## Goal of the exercise
For every line that contains the string "JSON", pull that line out of the material below.

## Extracted information
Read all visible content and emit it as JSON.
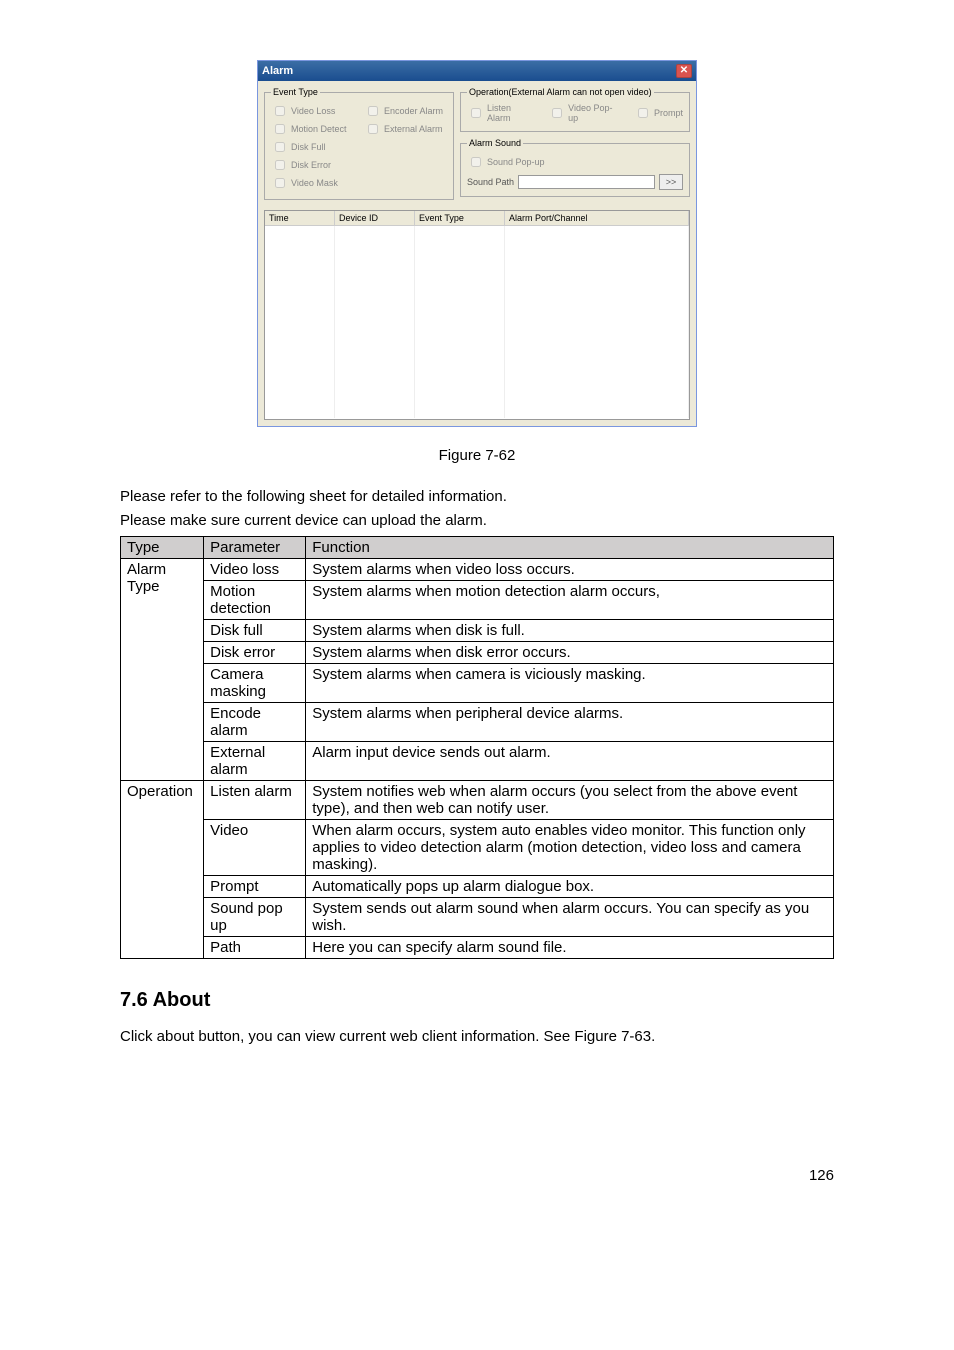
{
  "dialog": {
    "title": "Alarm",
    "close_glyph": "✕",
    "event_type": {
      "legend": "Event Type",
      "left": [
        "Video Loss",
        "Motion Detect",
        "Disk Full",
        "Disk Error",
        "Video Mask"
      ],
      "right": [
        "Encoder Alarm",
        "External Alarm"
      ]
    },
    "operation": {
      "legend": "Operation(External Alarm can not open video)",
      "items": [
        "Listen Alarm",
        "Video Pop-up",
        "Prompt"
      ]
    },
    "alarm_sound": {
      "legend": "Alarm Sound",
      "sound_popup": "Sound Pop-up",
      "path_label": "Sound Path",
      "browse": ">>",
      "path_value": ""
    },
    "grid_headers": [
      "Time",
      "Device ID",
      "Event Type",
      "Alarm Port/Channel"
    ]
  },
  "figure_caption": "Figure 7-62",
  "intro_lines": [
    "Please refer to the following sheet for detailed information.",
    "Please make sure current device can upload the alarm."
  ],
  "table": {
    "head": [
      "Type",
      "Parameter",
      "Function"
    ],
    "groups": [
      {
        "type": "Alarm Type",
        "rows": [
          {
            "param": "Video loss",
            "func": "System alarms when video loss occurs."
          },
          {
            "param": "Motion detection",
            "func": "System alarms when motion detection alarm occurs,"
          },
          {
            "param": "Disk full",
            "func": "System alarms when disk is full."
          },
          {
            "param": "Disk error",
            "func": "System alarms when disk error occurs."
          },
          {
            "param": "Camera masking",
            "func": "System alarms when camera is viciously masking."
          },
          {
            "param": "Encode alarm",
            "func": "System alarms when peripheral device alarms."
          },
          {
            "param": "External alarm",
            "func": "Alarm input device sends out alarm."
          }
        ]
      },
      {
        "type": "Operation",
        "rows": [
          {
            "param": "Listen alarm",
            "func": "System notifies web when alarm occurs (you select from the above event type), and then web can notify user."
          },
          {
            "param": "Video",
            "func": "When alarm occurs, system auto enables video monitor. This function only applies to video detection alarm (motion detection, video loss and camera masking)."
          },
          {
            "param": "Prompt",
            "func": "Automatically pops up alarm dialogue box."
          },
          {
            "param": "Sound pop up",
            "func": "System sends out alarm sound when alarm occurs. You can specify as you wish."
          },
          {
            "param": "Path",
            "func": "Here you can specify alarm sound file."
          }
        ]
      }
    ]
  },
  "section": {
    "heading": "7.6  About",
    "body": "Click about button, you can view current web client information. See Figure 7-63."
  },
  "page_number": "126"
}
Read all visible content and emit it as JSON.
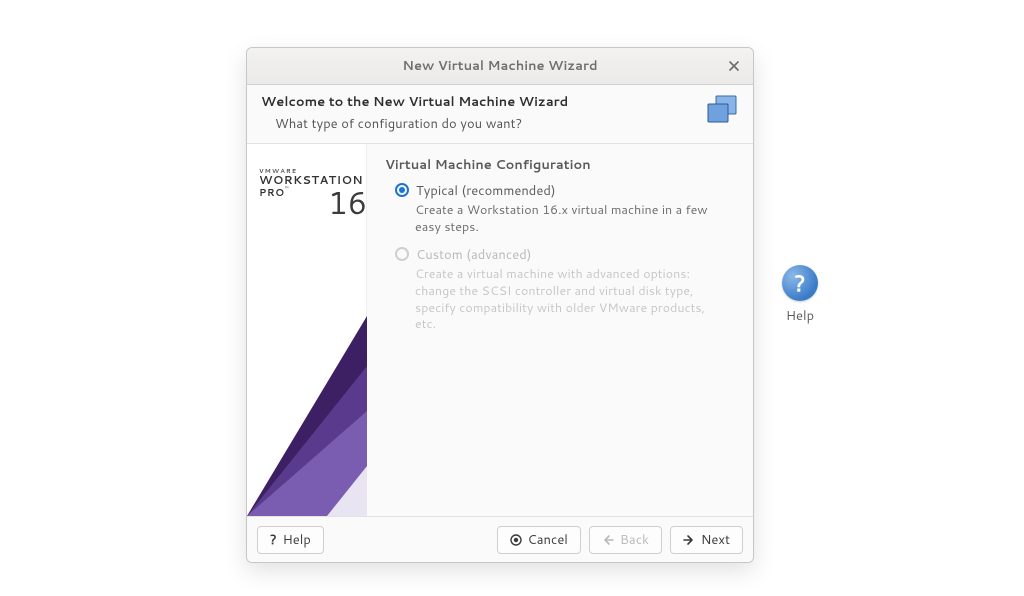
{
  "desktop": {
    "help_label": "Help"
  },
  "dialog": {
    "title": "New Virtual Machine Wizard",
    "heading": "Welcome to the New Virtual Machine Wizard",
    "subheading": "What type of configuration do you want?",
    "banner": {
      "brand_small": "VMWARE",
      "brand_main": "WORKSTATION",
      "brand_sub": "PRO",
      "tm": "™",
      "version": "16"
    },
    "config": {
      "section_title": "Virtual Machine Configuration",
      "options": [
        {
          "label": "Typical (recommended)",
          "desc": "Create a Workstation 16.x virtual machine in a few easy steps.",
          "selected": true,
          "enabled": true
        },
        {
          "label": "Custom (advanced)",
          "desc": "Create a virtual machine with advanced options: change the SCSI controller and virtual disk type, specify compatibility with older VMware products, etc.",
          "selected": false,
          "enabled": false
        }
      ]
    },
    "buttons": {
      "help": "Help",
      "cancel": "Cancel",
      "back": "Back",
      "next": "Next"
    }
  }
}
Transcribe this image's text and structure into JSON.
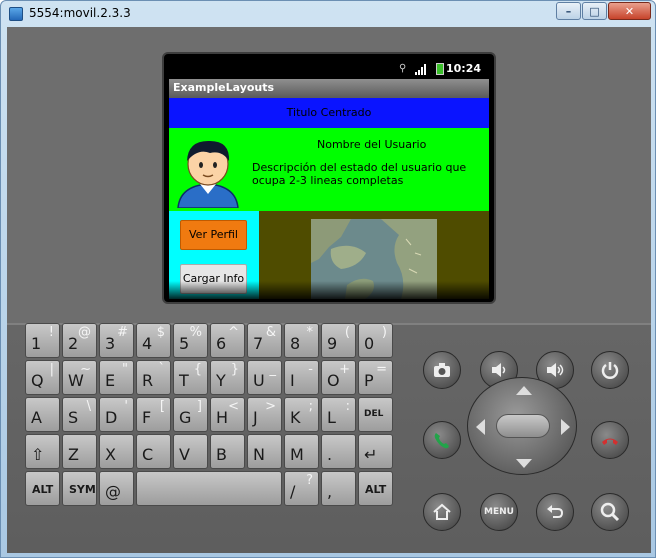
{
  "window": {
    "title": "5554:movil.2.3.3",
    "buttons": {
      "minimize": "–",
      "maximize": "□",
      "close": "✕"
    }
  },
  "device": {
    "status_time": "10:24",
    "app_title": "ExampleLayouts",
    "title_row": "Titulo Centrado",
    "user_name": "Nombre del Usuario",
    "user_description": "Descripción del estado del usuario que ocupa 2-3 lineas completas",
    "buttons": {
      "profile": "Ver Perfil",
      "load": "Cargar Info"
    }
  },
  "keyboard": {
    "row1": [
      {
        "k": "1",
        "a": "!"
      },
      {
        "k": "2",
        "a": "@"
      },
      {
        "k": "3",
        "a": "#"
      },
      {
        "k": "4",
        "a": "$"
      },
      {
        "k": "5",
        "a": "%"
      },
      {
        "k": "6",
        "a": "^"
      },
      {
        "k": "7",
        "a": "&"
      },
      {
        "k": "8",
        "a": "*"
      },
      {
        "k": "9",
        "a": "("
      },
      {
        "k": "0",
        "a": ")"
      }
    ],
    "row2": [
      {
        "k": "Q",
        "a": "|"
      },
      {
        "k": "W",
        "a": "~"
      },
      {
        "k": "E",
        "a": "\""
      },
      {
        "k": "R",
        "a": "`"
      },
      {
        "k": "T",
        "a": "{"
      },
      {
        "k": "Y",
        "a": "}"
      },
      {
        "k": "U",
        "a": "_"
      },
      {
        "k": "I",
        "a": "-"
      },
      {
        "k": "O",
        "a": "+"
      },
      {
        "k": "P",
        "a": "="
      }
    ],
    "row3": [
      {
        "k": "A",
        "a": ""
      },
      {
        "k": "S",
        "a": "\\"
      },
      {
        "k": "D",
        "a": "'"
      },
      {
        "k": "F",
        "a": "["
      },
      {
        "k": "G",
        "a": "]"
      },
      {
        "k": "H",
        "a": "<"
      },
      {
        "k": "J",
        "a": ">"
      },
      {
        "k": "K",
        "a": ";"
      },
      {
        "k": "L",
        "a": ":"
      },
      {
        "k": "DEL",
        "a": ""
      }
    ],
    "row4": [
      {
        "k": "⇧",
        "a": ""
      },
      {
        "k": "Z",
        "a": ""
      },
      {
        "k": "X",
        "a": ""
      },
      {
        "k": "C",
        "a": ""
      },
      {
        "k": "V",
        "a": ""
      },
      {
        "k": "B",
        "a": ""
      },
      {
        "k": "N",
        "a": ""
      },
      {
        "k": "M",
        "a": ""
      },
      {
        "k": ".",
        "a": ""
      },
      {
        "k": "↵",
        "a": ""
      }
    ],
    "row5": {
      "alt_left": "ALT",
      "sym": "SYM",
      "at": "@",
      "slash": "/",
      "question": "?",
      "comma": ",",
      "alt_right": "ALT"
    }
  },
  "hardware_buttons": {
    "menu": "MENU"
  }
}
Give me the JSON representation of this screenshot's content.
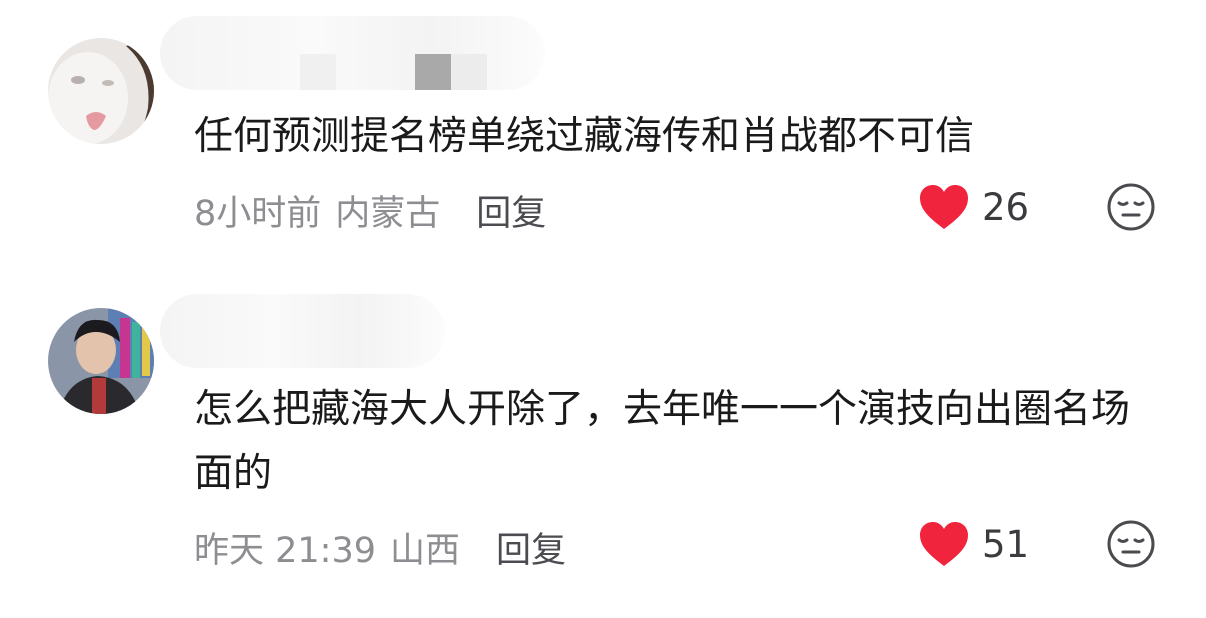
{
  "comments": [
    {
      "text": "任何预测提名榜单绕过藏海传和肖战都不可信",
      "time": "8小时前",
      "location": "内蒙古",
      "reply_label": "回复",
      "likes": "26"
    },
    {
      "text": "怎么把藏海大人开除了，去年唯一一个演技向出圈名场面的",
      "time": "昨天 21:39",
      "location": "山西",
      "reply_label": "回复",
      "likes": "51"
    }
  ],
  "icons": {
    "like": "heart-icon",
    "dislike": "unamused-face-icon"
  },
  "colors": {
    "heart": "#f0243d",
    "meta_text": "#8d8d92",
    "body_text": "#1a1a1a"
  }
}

## Solution to the exercise
Read all visible content and emit it as JSON.
Read all visible content and emit it as JSON.
Transcribe this image's text and structure into JSON.
Give me the JSON representation of this screenshot's content.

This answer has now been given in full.